Join fellow conference attendees on the evening of Friday, November 8 at 6:30 p.m. for a screening of the documentary “Nickel City Smiler.” Popcorn and refreshments will be served during this movie night program! After the screening, conference attendees will be able to participate in a discussion about advocacy and the refugee experience. We hope to see you there! Please see the description below from the film’s creators to learn more about the film:
Nickel City Smiler chronicles a refugee’s fight for survival and hope in the American rustbelt.
In Burma, Smiler Greely fought against the brutal military government, who attacked, tortured, raped and murdered thousands of the country’s ethnic minorities. After spending more than 20 years in the confinement of a refugee camp, Smiler and his family were selected for resettlement in the United States and assigned to live in Buffalo, New York.

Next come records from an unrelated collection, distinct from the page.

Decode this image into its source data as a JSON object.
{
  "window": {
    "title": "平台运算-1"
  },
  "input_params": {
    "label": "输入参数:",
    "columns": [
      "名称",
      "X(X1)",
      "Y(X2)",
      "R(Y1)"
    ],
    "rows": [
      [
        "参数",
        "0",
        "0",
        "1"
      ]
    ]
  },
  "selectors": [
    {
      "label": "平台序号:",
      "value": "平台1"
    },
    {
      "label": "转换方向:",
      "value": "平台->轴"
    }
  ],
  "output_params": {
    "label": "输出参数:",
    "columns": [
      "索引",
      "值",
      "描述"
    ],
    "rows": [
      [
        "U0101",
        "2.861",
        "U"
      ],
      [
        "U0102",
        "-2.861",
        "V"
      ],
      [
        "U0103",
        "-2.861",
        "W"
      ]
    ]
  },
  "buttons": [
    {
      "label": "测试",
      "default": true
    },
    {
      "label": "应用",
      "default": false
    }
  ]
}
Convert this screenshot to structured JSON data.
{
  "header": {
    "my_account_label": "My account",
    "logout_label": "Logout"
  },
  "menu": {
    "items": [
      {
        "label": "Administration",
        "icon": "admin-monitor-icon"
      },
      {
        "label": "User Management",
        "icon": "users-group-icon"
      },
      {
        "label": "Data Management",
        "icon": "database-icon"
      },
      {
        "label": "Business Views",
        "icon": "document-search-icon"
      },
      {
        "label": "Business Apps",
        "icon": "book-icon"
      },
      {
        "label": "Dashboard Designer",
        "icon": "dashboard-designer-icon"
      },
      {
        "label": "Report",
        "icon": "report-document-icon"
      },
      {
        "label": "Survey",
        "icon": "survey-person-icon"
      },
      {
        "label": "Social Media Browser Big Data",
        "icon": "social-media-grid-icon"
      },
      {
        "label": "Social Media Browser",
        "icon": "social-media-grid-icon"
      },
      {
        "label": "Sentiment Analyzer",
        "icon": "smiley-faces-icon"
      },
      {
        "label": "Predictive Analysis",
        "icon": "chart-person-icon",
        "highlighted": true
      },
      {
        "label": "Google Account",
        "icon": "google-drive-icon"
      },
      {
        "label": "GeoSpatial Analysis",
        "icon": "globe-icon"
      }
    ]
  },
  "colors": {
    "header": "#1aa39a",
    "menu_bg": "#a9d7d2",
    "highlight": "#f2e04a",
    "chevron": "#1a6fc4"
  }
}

Nickel City Smiler documents the struggles Smiler’s family and the refugee community encounter on the streets of one of America’s poorest cities. Forced to fight against poverty, violence and bureaucracy, Smiler battles for the hope and hearts of his people.
About Sheryl Fried:
After a successful and satisfying career in an unrelated field, Sheryl followed her passion for teaching English to immigrants and refugees by embarking on a second career in Adult Basic Education. For five years ending August of 2013, Sheryl was the Education Program Manager at MORE, a nonprofit community-based organization located in St. Paul and a member of the St. Paul Community Literacy Consortium. Due to the demographics of its neighborhood and its collaboration with the nearby Karen Organization of Minnesota, approximately 90% of MORE’s 400 enrolled learners in 2013 were Karen refugees who arrived in the U.S. after spending years in Thai refugee camps. Their literacy levels varied from non-literate to 10th grade, but the vast majority who enrolled in MORE’s education program had little to no prior formal education.
Barriers to learning are many, including past and present experiences of trauma, poverty and its related financial and familial stressors, moving quickly into low skilled jobs of short duration that result in bursts of classroom attendance, lack of child care for the non-working spouse, being older in age, and lack of safe and convenient transportation. Despite these barriers, which are in no way unique to the Karen community, progress is made day by day and learner by learner through the hard work of skilled, dedicated and compassionate teachers and volunteers.
Sheryl is a graduate of the University of Minnesota’s College of Liberal Arts, has received Hamline University’s Certificate for Teachers of Adult ESL, and is working toward Hamline University’s M.A. in English as a Second Language.